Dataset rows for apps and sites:

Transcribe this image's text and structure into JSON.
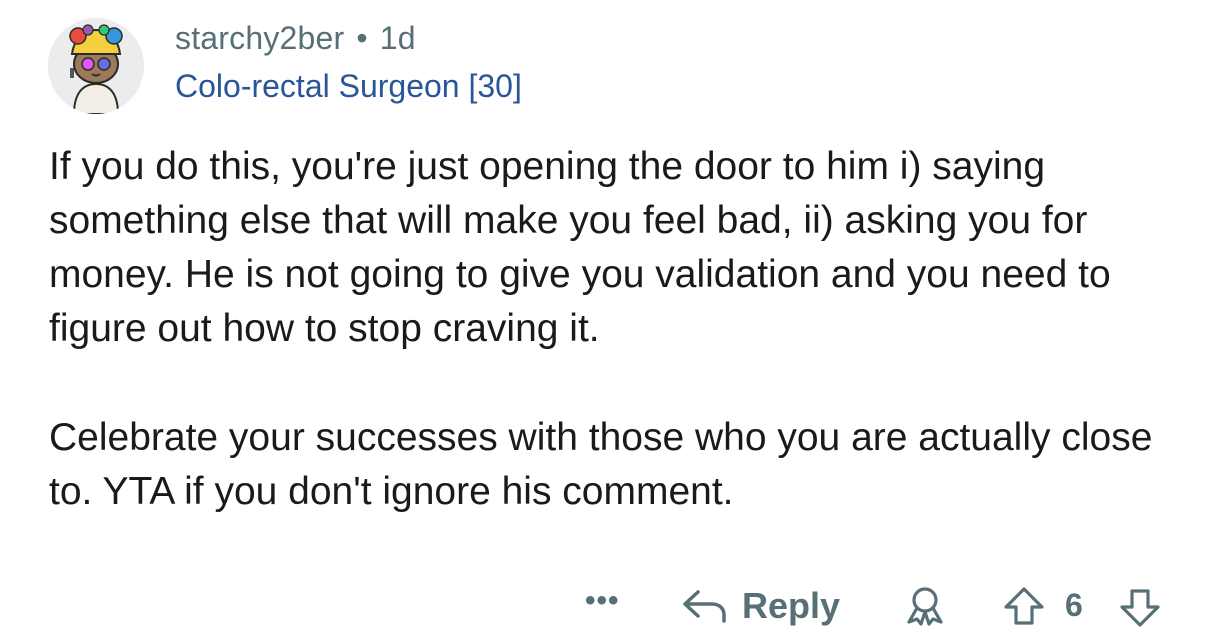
{
  "comment": {
    "author": "starchy2ber",
    "separator": "•",
    "age": "1d",
    "flair": "Colo-rectal Surgeon [30]",
    "paragraphs": [
      "If you do this, you're just opening the door to him i) saying something else that will make you feel bad, ii) asking you for money. He is not going to give you validation and you need to figure out how to stop craving it.",
      "Celebrate your successes with those who you are actually close to. YTA if you don't ignore his comment."
    ],
    "avatar_icon": "snoo-avatar-icon"
  },
  "actions": {
    "more_label": "•••",
    "reply_label": "Reply",
    "reply_icon": "reply-arrow-icon",
    "award_icon": "award-icon",
    "upvote_icon": "upvote-arrow-icon",
    "vote_count": "6",
    "downvote_icon": "downvote-arrow-icon"
  },
  "colors": {
    "meta_text": "#576f76",
    "flair_text": "#2a5598",
    "body_text": "#1a1a1b",
    "background": "#ffffff"
  }
}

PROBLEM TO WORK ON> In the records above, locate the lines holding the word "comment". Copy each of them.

ANSWER TO THE PROBLEM>
  "comment": {
      "Celebrate your successes with those who you are actually close to. YTA if you don't ignore his comment."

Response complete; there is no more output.